Skype scrutinised over PRISM in Luxembourg


Skype, Microsoft's voice over IP (VoIP) service, is allegedly under investigation by the Luxembourgish data protection commissioner regarding its involvement in the American online spying programme PRISM.

The Guardian reports the Redmond giant, which acquired Luxembourg-based Skype in 2011, could face criminal and administrative sanctions, including a ban on passing communications to the American National Security Agency (NSA), which ran PRISM, if it is found to have broken Luxembourgish data protection laws.

Skype could also be fined individually if it is found to have transgressed, the newspaper claimed.

The investigation hinges on an article in the Luxembourgish constitution, which holds individuals' rights to privacy to be absolute and secrecy of correspondence to be inviolable.

This definitive right to privacy can only be broken and communications monitored following judicial approval or authorisation of a tribunal selected by the prime minister.

The investigation will reportedly examine whether or not Skype violated the constitution in this regard when it handed over user generated data resulting from conversations on the service to the NSA.

A complicating factor, according to the Guardian, is the possibility Skype's transfer of data to the NSA may have been sanctioned by the state through a secret legal assistance or data transfer agreement, which would not be known by the commissioner at the beginning of the investigation.

Both the Luxembourgish data protection commissioner and Microsoft declined to comment to the Guardian.

The news comes just two weeks after Microsoft issued its latest transparency report, which it has begun to release on a regular basis to try and boost consumer confidence in the wake of the PRISM scandal.

The report showed 3,509 requests were received from governments worldwide for data from Skype during the first six months of 2013. While some data was handed over on almost every occasion, Microsoft claims to have never handed over the content of messages during that period.

In Luxembourg, 33 requests referring to 90 individual accounts were made, and 75.8 per cent of those requests resulted in subscriber and/or transactional data being handed over, while in the remaining 24.2 per cent of cases no data was found.

Jane McCallion
Managing Editor

Jane McCallion is ITPro's Managing Editor, specializing in data centers and enterprise IT infrastructure. Before becoming Managing Editor, she held the role of Deputy Editor and, prior to that, Features Editor, managing a pool of freelance and internal writers, while continuing to specialize in enterprise IT infrastructure, and business strategy.

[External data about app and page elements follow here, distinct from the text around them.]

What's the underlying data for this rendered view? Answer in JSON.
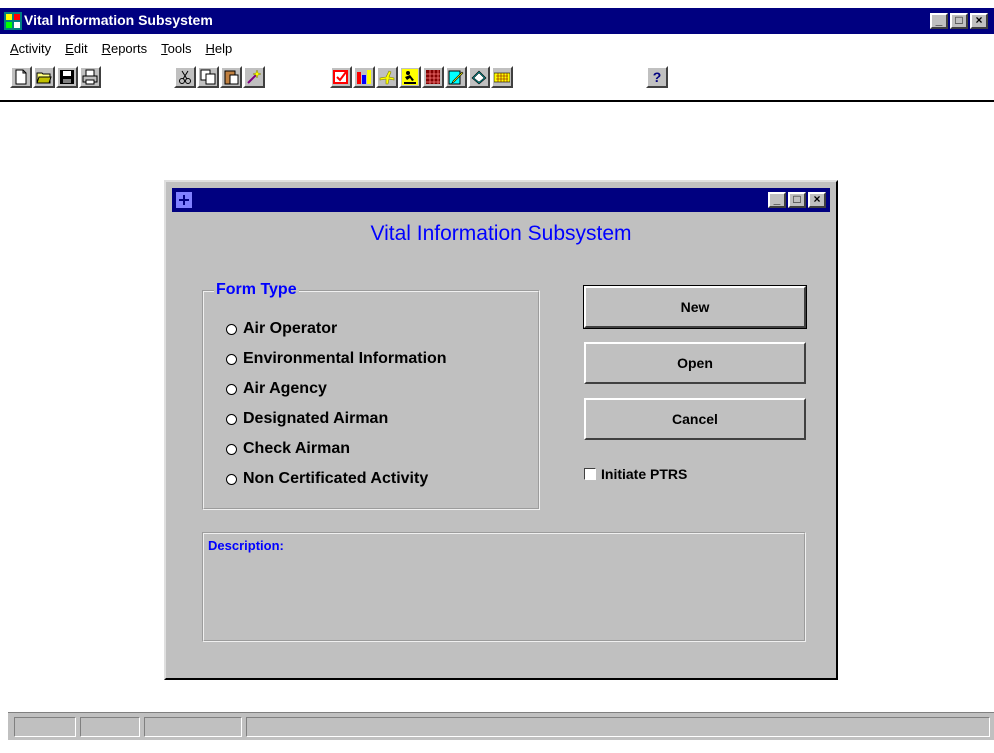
{
  "window": {
    "title": "Vital Information Subsystem",
    "buttons": [
      "_",
      "□",
      "×"
    ]
  },
  "menu": [
    {
      "label": "Activity",
      "underline": "A"
    },
    {
      "label": "Edit",
      "underline": "E"
    },
    {
      "label": "Reports",
      "underline": "R"
    },
    {
      "label": "Tools",
      "underline": "T"
    },
    {
      "label": "Help",
      "underline": "H"
    }
  ],
  "toolbar": {
    "groups": [
      [
        "new-file-icon",
        "open-folder-icon",
        "save-icon",
        "print-icon"
      ],
      [
        "cut-icon",
        "copy-icon",
        "paste-icon",
        "wand-icon"
      ],
      [
        "checklist-icon",
        "bar-chart-icon",
        "airplane-icon",
        "airman-icon",
        "grid-icon",
        "edit-icon",
        "documents-icon",
        "keyboard-icon"
      ],
      [
        "help-icon"
      ]
    ]
  },
  "dialog": {
    "heading": "Vital Information Subsystem",
    "form_type": {
      "legend": "Form Type",
      "options": [
        "Air Operator",
        "Environmental Information",
        "Air Agency",
        "Designated Airman",
        "Check Airman",
        "Non Certificated Activity"
      ]
    },
    "buttons": {
      "new": "New",
      "open": "Open",
      "cancel": "Cancel"
    },
    "initiate_ptrs": {
      "label": "Initiate PTRS",
      "checked": false
    },
    "description_label": "Description:"
  },
  "colors": {
    "titlebar": "#000080",
    "accent_text": "#0000ff",
    "face": "#c0c0c0"
  }
}
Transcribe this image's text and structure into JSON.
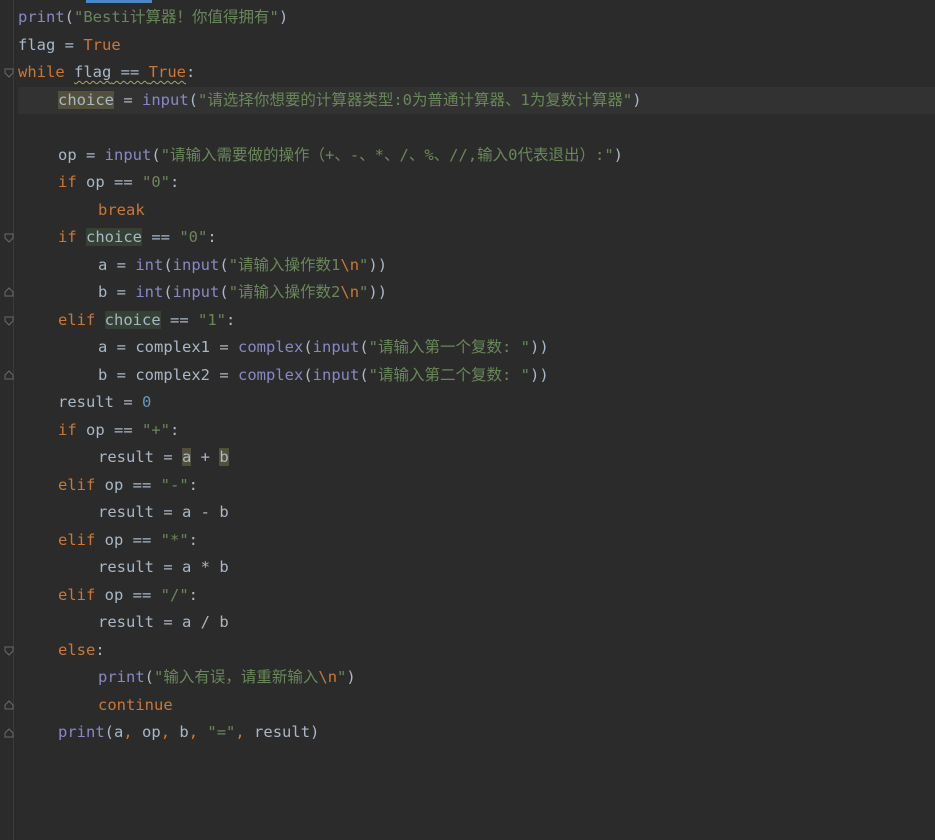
{
  "colors": {
    "background": "#2b2b2b",
    "keyword": "#cc7832",
    "string": "#6a8759",
    "number": "#6897bb",
    "builtin": "#8888c6",
    "text": "#a9b7c6",
    "current_line": "#323232"
  },
  "lines": [
    {
      "t1": "print",
      "t2": "(",
      "t3": "\"Besti计算器！你值得拥有\"",
      "t4": ")"
    },
    {
      "t1": "flag",
      "t2": " = ",
      "t3": "True"
    },
    {
      "t1": "while",
      "t2": " ",
      "t3": "flag",
      "t4": " == ",
      "t5": "True",
      "t6": ":"
    },
    {
      "t1": "choice",
      "t2": " = ",
      "t3": "input",
      "t4": "(",
      "t5": "\"请选择你想要的计算器类型:0为普通计算器、1为复数计算器\"",
      "t6": ")"
    },
    {},
    {
      "t1": "op",
      "t2": " = ",
      "t3": "input",
      "t4": "(",
      "t5": "\"请输入需要做的操作（+、-、*、/、%、//,输入0代表退出）:\"",
      "t6": ")"
    },
    {
      "t1": "if",
      "t2": " op == ",
      "t3": "\"0\"",
      "t4": ":"
    },
    {
      "t1": "break"
    },
    {
      "t1": "if",
      "t2": " ",
      "t3": "choice",
      "t4": " == ",
      "t5": "\"0\"",
      "t6": ":"
    },
    {
      "t1": "a = ",
      "t2": "int",
      "t3": "(",
      "t4": "input",
      "t5": "(",
      "t6": "\"请输入操作数1",
      "t7": "\\n",
      "t8": "\"",
      "t9": "))"
    },
    {
      "t1": "b = ",
      "t2": "int",
      "t3": "(",
      "t4": "input",
      "t5": "(",
      "t6": "\"请输入操作数2",
      "t7": "\\n",
      "t8": "\"",
      "t9": "))"
    },
    {
      "t1": "elif",
      "t2": " ",
      "t3": "choice",
      "t4": " == ",
      "t5": "\"1\"",
      "t6": ":"
    },
    {
      "t1": "a = complex1 = ",
      "t2": "complex",
      "t3": "(",
      "t4": "input",
      "t5": "(",
      "t6": "\"请输入第一个复数: \"",
      "t7": "))"
    },
    {
      "t1": "b = complex2 = ",
      "t2": "complex",
      "t3": "(",
      "t4": "input",
      "t5": "(",
      "t6": "\"请输入第二个复数: \"",
      "t7": "))"
    },
    {
      "t1": "result = ",
      "t2": "0"
    },
    {
      "t1": "if",
      "t2": " op == ",
      "t3": "\"+\"",
      "t4": ":"
    },
    {
      "t1": "result = ",
      "t2": "a",
      "t3": " + ",
      "t4": "b"
    },
    {
      "t1": "elif",
      "t2": " op == ",
      "t3": "\"-\"",
      "t4": ":"
    },
    {
      "t1": "result = a - b"
    },
    {
      "t1": "elif",
      "t2": " op == ",
      "t3": "\"*\"",
      "t4": ":"
    },
    {
      "t1": "result = a * b"
    },
    {
      "t1": "elif",
      "t2": " op == ",
      "t3": "\"/\"",
      "t4": ":"
    },
    {
      "t1": "result = a / b"
    },
    {
      "t1": "else",
      "t2": ":"
    },
    {
      "t1": "print",
      "t2": "(",
      "t3": "\"输入有误，请重新输入",
      "t4": "\\n",
      "t5": "\"",
      "t6": ")"
    },
    {
      "t1": "continue"
    },
    {
      "t1": "print",
      "t2": "(a",
      "t3": ", ",
      "t4": "op",
      "t5": ", ",
      "t6": "b",
      "t7": ", ",
      "t8": "\"=\"",
      "t9": ", ",
      "t10": "result)"
    }
  ]
}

Prior to joining ITPro, Jane was a freelance business journalist writing as both Jane McCallion and Jane Bordenave for titles such as European CEO, World Finance, and Business Excellence Magazine.